RP-HPLC separations of triacylglycerols and phospholipid derivatives are now very efficient and straightforward , but it has been noted that certain natural mixtures are more effectively resolved after first being fractionated by silver ion TLC. Some excellent examples of such separations of cottonseed , soybean , fish  and evening primrose oils , and benzoyl derivatives of some phospholipids [25,179] have been reported. Recently, silver ion TLC was successfully replaced by silver ion HPLC as a preliminary to separation by reversed-phase HPLC in the analysis of palm oil and cocoa butter , fish oils  and meadowfoam oil . The possibility of applying complex gradient elution procedures in both stages of the analysis has greatly enlarged the resolving power of these separations, and has sometimes allowed single molecular species to be correctly determined even when present in minor quantities.
FAME, fatty acid methyl esters; FID, flame-ionization detector; GC, gas chromatography; HPLC, high-performance liquid chromatography; MS, mass spectrometry; RP, reversed-phase; SPE, solid-phase extraction; TLC, thin-layer chromatography.
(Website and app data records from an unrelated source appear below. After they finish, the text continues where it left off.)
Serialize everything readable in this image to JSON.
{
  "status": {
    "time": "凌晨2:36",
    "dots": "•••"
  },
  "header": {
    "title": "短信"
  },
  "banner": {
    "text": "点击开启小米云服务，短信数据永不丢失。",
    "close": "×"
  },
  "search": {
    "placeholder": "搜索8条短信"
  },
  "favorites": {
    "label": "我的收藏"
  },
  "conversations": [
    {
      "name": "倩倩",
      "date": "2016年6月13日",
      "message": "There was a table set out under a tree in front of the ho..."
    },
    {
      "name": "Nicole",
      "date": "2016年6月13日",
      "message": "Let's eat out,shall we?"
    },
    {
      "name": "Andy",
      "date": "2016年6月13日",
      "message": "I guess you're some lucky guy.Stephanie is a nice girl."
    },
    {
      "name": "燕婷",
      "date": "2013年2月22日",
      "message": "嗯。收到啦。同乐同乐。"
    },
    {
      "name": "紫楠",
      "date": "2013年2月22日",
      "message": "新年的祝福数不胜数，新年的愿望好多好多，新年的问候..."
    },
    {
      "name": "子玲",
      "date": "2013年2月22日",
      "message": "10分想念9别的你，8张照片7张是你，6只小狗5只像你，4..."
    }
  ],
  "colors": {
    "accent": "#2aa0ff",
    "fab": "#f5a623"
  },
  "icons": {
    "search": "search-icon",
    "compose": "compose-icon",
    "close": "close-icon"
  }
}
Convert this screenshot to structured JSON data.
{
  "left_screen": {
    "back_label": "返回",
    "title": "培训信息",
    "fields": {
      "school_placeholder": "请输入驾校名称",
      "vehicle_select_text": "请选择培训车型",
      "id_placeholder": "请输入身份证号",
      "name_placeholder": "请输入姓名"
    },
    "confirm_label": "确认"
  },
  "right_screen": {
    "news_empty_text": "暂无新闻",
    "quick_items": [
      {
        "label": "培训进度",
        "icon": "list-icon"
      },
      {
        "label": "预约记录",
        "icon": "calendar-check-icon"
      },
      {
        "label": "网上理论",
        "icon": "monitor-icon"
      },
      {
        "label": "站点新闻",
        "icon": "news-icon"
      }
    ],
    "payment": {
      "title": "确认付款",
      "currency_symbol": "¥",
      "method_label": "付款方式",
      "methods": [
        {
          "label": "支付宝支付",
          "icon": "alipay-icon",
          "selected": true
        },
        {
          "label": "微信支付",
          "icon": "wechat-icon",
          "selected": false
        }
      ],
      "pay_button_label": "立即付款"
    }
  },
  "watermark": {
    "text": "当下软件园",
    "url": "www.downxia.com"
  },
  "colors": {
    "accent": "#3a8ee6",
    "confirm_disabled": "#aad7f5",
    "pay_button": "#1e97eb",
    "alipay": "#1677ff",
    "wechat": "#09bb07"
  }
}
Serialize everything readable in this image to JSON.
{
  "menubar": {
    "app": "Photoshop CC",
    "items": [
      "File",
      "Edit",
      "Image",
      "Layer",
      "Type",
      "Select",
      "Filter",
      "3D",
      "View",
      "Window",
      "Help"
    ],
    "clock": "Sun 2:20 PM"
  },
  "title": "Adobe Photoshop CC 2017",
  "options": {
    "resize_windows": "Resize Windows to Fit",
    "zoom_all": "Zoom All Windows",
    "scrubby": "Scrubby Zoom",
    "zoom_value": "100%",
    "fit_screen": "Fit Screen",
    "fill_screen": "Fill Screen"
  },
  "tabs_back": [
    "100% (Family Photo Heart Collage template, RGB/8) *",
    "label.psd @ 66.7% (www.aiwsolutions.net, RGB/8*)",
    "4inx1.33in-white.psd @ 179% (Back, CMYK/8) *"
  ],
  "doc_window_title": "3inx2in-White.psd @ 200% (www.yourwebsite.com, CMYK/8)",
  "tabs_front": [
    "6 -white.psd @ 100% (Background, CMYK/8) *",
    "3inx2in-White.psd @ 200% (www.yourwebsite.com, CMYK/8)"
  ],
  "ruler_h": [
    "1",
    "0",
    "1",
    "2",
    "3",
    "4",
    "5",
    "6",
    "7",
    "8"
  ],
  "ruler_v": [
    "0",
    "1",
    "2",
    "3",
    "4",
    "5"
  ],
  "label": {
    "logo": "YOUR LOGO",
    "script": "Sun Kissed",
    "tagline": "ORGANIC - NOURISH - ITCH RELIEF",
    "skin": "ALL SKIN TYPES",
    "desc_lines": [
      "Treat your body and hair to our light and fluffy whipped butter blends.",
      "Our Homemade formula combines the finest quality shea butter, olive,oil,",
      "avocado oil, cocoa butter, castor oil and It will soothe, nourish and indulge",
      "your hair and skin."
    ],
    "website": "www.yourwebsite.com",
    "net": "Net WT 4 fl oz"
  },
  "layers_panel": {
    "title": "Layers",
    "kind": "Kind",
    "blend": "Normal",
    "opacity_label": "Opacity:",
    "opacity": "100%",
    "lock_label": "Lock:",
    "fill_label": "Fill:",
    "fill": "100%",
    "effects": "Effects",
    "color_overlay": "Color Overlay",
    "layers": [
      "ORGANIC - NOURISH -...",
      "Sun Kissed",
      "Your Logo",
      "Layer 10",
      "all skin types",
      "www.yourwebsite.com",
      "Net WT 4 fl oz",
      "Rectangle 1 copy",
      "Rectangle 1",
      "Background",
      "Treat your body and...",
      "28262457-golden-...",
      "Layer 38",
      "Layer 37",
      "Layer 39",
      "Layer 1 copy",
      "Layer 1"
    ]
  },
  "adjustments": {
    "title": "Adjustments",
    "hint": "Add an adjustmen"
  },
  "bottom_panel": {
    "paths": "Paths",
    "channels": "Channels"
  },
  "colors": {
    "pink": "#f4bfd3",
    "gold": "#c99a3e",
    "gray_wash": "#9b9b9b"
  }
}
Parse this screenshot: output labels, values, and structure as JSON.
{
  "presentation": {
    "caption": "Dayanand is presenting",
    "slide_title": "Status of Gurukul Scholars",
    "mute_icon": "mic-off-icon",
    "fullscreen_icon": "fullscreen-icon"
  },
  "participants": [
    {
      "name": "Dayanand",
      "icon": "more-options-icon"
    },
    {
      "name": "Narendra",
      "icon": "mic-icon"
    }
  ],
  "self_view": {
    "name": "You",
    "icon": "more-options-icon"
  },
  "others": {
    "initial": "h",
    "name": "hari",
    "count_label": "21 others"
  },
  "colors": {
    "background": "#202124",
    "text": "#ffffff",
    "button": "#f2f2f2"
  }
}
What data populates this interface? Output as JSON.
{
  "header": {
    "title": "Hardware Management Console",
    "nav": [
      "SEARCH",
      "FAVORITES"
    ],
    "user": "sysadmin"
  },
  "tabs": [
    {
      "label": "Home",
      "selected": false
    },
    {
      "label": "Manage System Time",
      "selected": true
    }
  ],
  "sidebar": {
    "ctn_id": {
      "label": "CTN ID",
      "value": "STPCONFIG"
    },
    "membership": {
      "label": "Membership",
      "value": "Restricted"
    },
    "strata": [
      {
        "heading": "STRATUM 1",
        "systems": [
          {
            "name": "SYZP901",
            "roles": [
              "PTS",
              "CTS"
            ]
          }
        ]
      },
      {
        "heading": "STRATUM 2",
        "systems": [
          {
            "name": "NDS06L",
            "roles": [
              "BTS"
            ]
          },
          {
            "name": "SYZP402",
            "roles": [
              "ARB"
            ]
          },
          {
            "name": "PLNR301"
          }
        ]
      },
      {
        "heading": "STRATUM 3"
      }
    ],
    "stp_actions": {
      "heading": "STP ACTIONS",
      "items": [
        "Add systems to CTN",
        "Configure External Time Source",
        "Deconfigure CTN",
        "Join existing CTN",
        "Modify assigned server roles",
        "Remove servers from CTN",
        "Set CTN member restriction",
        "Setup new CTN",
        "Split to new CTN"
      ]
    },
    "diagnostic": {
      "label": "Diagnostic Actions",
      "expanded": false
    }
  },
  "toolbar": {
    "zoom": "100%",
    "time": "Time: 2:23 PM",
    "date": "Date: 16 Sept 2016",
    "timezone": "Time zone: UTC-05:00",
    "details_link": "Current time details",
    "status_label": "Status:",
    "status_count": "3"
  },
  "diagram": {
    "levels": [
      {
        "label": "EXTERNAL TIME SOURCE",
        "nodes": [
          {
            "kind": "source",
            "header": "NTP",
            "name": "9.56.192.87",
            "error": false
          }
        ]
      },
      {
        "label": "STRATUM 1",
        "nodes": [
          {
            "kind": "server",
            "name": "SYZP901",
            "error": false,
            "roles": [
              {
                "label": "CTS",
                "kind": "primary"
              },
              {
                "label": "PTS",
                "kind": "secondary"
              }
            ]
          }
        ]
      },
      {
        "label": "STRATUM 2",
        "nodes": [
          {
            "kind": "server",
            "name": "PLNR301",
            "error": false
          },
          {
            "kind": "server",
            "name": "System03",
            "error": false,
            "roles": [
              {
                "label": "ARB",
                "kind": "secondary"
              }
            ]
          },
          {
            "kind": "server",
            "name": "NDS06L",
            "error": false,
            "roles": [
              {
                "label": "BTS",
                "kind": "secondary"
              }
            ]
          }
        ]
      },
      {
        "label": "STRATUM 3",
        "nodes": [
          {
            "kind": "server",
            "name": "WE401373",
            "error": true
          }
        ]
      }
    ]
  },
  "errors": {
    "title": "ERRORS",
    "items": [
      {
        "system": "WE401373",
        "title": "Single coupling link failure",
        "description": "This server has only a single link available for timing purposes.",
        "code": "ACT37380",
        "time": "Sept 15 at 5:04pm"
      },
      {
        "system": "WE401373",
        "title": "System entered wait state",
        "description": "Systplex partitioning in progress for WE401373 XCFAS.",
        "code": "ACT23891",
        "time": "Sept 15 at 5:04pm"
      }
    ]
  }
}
With molecular species: S, M, D, T, Te, P and H denote saturated, monoenoic, dienoic, trienoic, tetraenoic, pentaenoic and hexaenoic acyl moieties, respectively.
Nikolova-Damyanova, B. Silver ion chromatography and lipids. In: Advances in Lipid Methodology - One. pp. 181-237 (1992) (Ed. W.W. Christie, Oily Press, Ayr). Published here by kind permission of P.J. Barnes & Associates (The Oily Press), who retain the copyright.